New York: Johnson & Johnson is beginning a huge final study to try to prove if a single-dose COVID-19 vaccine can protect against the virus. The study starting Wednesday will be one of the world’s largest COVID-19 vaccine studies so far. The vaccine will be tested on 60,000 volunteers in the US, South Africa, Argentina, Brazil, Chile, Colombia, Mexico and Peru.
A handful of other vaccines in the US — including shots made by Moderna and Pfizer —are already in final-stage testing. Hopes are high that answers about at least one candidate being tested in the US could come by year’s end, maybe sooner.
US health officials have insisted the race for a vaccine isn’t cutting corners. “We want to do everything we can without sacrificing safety or efficacy. We’re not going to do that — to make sure that we end up with vaccines that are going to save lives,” Dr Francis Collins, director of the National Institutes of Health, told reporters.
But many vaccine specialists question whether the Food and Drug Administration will stick to that goal under intense pressure from the Trump administration. President Donald Trump has consistently presented a faster timeline for a new vaccine than experts say is adequate to fully test the candidates.
Meanwhile testing of still another experimental vaccine, made by AstraZeneca, remains on hold in the US as officials examine a safety question, even though studies have resumed in other countries.
Earlier this week, US Vice-President Mike Pence urged state governors to ‘do your part to build public confidence that it will be a safe and effective vaccine’.

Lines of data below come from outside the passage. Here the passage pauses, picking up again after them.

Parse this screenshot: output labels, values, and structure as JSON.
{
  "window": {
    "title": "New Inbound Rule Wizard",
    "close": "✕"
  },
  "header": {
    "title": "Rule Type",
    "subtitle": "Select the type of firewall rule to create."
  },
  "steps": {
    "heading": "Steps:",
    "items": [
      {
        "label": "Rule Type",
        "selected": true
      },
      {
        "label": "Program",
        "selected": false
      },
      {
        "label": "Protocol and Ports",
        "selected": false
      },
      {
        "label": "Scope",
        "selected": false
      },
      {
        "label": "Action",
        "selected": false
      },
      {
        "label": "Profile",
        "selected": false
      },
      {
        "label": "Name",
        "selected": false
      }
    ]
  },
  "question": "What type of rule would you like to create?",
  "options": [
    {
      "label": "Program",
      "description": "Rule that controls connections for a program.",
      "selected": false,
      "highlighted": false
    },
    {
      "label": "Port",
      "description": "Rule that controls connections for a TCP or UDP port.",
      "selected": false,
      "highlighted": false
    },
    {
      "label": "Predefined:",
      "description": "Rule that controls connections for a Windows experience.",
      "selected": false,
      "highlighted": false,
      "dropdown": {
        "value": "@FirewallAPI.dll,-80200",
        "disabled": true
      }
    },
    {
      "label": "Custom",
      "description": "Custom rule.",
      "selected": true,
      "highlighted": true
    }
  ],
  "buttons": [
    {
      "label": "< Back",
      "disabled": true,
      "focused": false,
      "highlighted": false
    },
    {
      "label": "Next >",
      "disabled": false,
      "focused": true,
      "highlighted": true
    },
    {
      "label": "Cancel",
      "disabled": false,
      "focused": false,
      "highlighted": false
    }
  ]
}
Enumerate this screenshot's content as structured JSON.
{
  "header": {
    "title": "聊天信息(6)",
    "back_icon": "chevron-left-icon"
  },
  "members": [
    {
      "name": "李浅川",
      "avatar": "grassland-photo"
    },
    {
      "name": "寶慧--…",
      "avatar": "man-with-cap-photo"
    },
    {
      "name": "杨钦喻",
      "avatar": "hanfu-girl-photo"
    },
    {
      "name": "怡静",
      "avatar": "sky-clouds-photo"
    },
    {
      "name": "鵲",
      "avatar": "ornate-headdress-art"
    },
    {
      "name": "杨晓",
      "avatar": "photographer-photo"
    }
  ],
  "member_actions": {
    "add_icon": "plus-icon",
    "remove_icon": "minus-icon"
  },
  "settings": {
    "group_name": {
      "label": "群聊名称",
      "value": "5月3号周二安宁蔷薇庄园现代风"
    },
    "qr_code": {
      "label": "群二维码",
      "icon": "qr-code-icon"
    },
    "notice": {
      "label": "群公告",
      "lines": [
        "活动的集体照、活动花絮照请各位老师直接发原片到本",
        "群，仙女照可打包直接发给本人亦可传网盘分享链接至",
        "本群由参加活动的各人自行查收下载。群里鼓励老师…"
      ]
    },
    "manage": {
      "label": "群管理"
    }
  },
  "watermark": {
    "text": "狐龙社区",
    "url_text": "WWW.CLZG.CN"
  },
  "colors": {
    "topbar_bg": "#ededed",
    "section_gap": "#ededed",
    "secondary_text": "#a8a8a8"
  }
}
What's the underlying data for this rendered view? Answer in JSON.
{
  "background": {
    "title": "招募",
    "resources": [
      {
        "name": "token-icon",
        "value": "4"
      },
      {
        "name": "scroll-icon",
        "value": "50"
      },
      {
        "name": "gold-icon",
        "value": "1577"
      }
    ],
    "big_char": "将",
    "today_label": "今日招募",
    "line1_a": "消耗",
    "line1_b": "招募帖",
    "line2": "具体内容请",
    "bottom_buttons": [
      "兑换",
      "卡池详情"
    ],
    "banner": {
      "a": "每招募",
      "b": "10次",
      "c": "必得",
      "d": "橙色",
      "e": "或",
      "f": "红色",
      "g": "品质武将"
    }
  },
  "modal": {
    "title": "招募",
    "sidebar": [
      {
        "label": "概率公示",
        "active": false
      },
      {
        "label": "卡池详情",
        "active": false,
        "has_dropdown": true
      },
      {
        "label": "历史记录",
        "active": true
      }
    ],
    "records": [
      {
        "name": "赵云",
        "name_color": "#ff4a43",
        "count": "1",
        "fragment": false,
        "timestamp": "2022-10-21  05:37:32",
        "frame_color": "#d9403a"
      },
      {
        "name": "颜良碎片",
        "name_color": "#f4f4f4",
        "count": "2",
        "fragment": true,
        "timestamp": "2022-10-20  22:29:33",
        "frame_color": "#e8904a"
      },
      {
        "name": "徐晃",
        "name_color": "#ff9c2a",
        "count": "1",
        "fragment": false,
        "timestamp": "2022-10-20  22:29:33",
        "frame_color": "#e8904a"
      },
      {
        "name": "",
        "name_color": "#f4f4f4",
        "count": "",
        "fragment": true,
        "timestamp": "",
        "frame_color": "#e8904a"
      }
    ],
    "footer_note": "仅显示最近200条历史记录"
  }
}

Dr Anthony Fauci, the top US infectious disease expert, said in the call to governors that he is confident in ‘a tried and true process’ that has checks and balances built in, including an independent board evaluating the progress of each vaccine trial, as well as ‘the integrity of the FDA’. A recording of the call was provided to this agency.
Even if the FDA were to allow emergency use of a vaccine by year’s end, supplies would be limited and given first to vulnerable groups such as health workers. Most Americans aren’t likely to receive a vaccine until sometime next year.
The Centers for Disease Control and Prevention wants states to get ready now to roll out vaccinations, which will present enormous logistical challenges. The CDC was set to announce Wednesday the distribution of $200 million in congressionally approved funds to help begin setting up operations.
J&J’s vaccine is made with slightly different technology than others in late-stage testing, modeled on an Ebola vaccine the company created. Unlike the other three vaccines that started late-stage testing in the US, it requires only one shot, not two.